“All of us at DiBella Entertainment are grateful that Jermain is feeling better after fighting his heart out on Saturday night,” said Lou DiBella, promoter of Taylor. “Jermain showed his warrior spirit after working tirelessly to approach the fight in the finest shape of his career. Happily, with the doctor’s blessing, he has been released from the hospital and is presently relaxing in Europe. This is the best news we could’ve received.”
Taylor should retire
With Jermain Taylor having suffered a concussion and having been admitted into a German hospital for at least several days, maybe Taylor’s career-long promoter and confidant Lou DiBella should discuss with SHOWTIME a suitable replacement for Taylor. Perhaps Taylor, at 31, should hang-up his boxing gloves for good. No one wants to continue seeing Taylor taking punishment and finishing his fights o his back.
From the time Taylor was KO’d by current world middleweight champion Kelly Pavlik in the seventh round two years ago, the losses have gotten progressively worse. Taylor has become easier to hit and is taking more punishment.
Should Taylor continue, he’s going to get hurt.
Boxing is an unforgiving sport and some fighters are never the same after a knockout defeat. Once described as a world champion, Taylor has been regulated as an opponent for the other fighters involved in the Super Six.
Froch derails Dirrell, retains WBC title
In the second but of the Super Six: World Boxing Classic, WBC super middleweight champion Carl Froch made the second successful defense of his crown beating previously unbeaten 2004 Olympic bronze medalist Andre Dirrell. Froch had a major hometown advantage fighting at the Trent FM Arena in his native Nottingham, England.
Froch won a 12-round spilt-decision of a very difficult fight to score. One judge scored the contest 115-112 (Dirrell), 115-112 (Froch), and 114-113 ((Froch). Had Dirrell not been docked one point in round ten for clinching Froch, the fight would have been declared a split-draw.
Dirrell, recognized for his blazing hand speed and movement, did a great job of making Froch throw wildly and missing. Even though Froch’s punch output was low, Dirrell didn’t do much damage.
He simply didn’t do enough to take the title away from Froch. Dirrell didn’t keep his hands as busy as he did when he fought guys like Oganov, Findley, Hanshaw, and the other fighters he was fed throughout his young career.
Dirrell simply did too much movement around the ring; similar to the way an amateur fighter prances around the ring when they realized they have accumulated enough points to win a decision.

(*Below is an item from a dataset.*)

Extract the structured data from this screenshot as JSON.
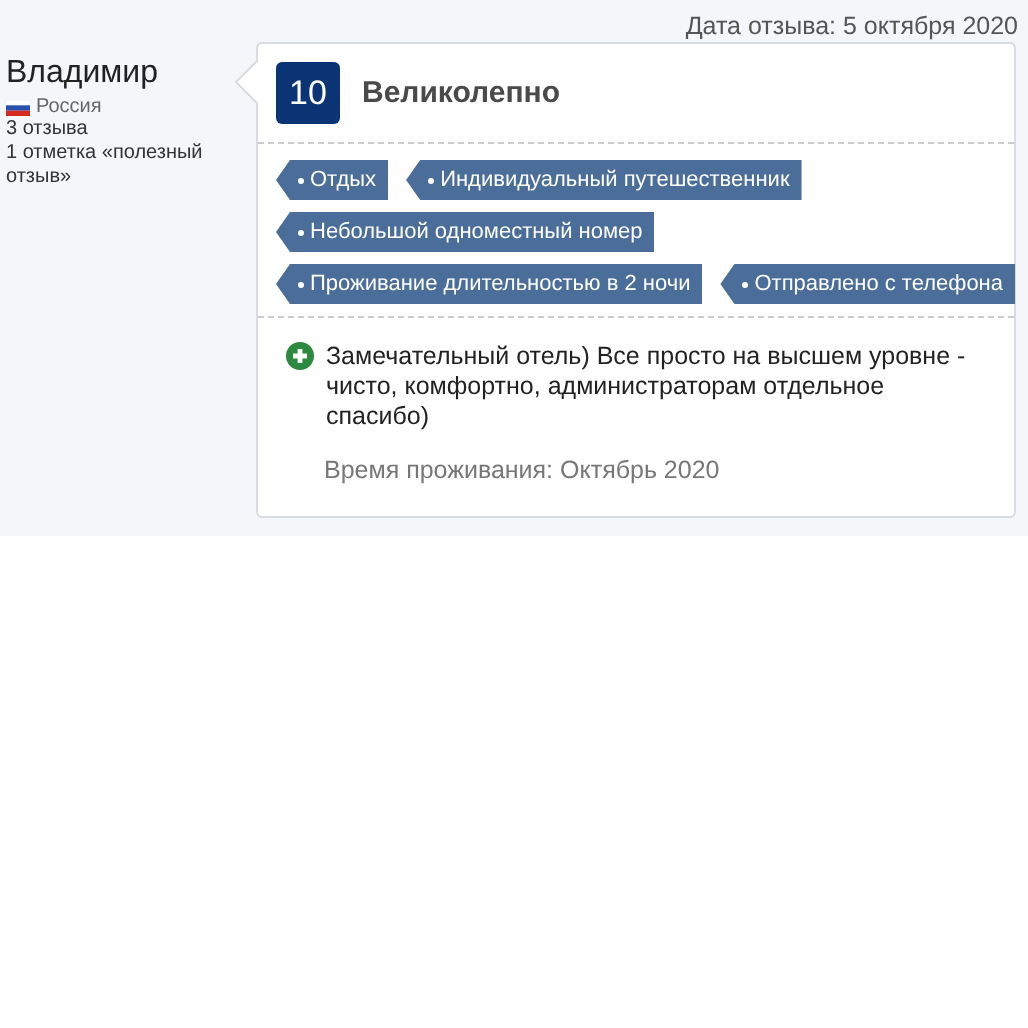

Instead, it was Froch who pressed the action. Froch was the one moving forward and tried to make a serious fight out of a home defense. Based on the fact Dirrell didn’t do enough, Froch deserved to win the decision.

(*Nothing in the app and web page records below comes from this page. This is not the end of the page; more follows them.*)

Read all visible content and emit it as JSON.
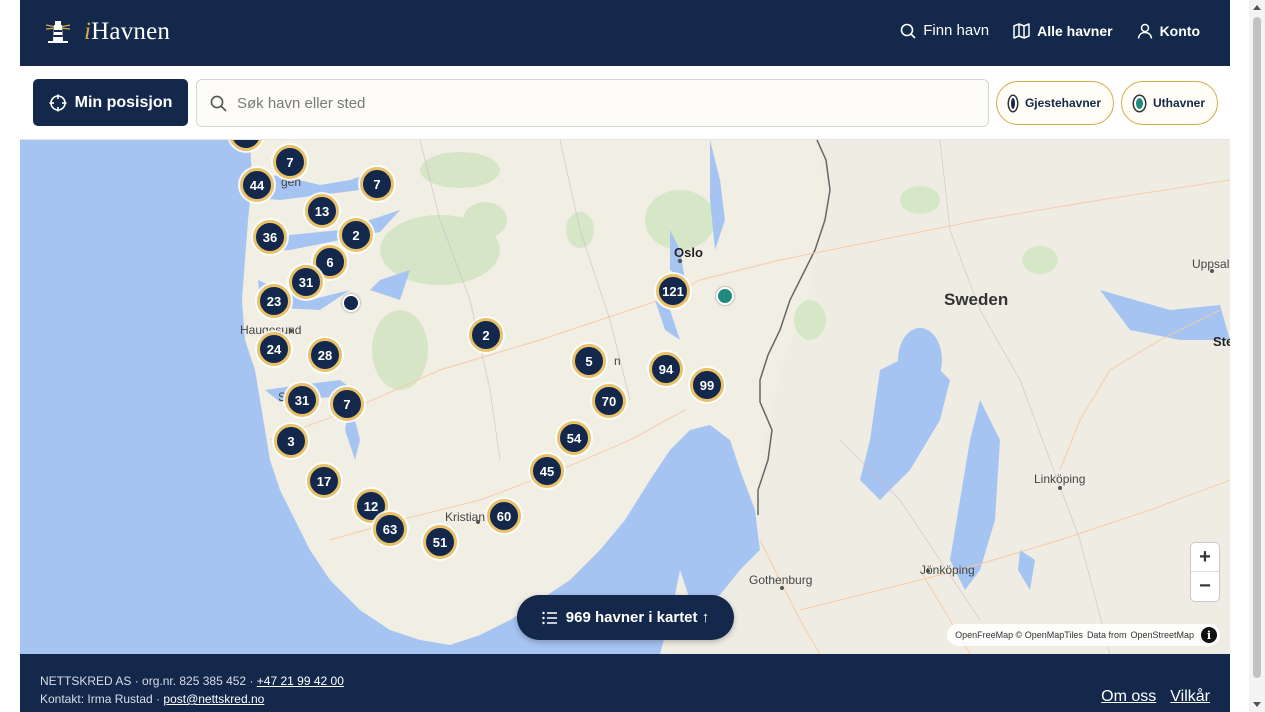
{
  "header": {
    "logo_letter": "i",
    "logo_rest": "Havnen",
    "nav": [
      {
        "label": "Finn havn",
        "icon": "search-icon"
      },
      {
        "label": "Alle havner",
        "icon": "map-icon"
      },
      {
        "label": "Konto",
        "icon": "user-icon"
      }
    ]
  },
  "toolbar": {
    "position_button": "Min posisjon",
    "search_placeholder": "Søk havn eller sted",
    "filters": [
      {
        "label": "Gjestehavner",
        "color": "#13284a"
      },
      {
        "label": "Uthavner",
        "color": "#1f8a7e"
      }
    ]
  },
  "map": {
    "clusters": [
      "7",
      "44",
      "7",
      "13",
      "36",
      "2",
      "6",
      "31",
      "23",
      "24",
      "28",
      "2",
      "5",
      "121",
      "94",
      "99",
      "70",
      "31",
      "7",
      "3",
      "54",
      "45",
      "17",
      "12",
      "63",
      "60",
      "51"
    ],
    "labels": {
      "oslo": "Oslo",
      "sweden": "Sweden",
      "haugesund": "Haugesund",
      "kristiansand": "Kristian",
      "uppsala": "Uppsal",
      "stockholm": "Ste",
      "linkoping": "Linköping",
      "jonkoping": "Jönköping",
      "gothenburg": "Gothenburg",
      "bergen_fragment": "gen",
      "stavanger_fragment": "S",
      "arendal_fragment": "n"
    },
    "zoom_in": "+",
    "zoom_out": "−",
    "attribution_a": "OpenFreeMap © OpenMapTiles",
    "attribution_b": "Data from",
    "attribution_c": "OpenStreetMap",
    "list_button": "969 havner i kartet ↑"
  },
  "footer": {
    "company": "NETTSKRED AS · org.nr. 825 385 452 ·",
    "phone": "+47 21 99 42 00",
    "contact_prefix": "Kontakt: Irma Rustad ·",
    "email": "post@nettskred.no",
    "links": [
      "Om oss",
      "Vilkår"
    ]
  }
}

“I don’t know how he expected to come to the Champions hometown and take the WBC belt fighting like that,” Froch said. “Nobody likes to see someone running and being negative and I think people recognized that I was trying to make a fight of it but it takes two to tango. I like to stand there and have a fight and give the fans and the TV viewers a real show but Dirrell wasn’t interested in that kind of fight.”
Next, Froch will meet WBA super middleweight champion Mikkel Kessler in a unification bout providing Kessler defeats Andre Ward on November 21, in California. Meanwhile, Dirrell moves on to fight Abraham.
Froch remains unbeaten at 26-0, 20 KOs. Dirrell falls to 18-1, 13 KOs.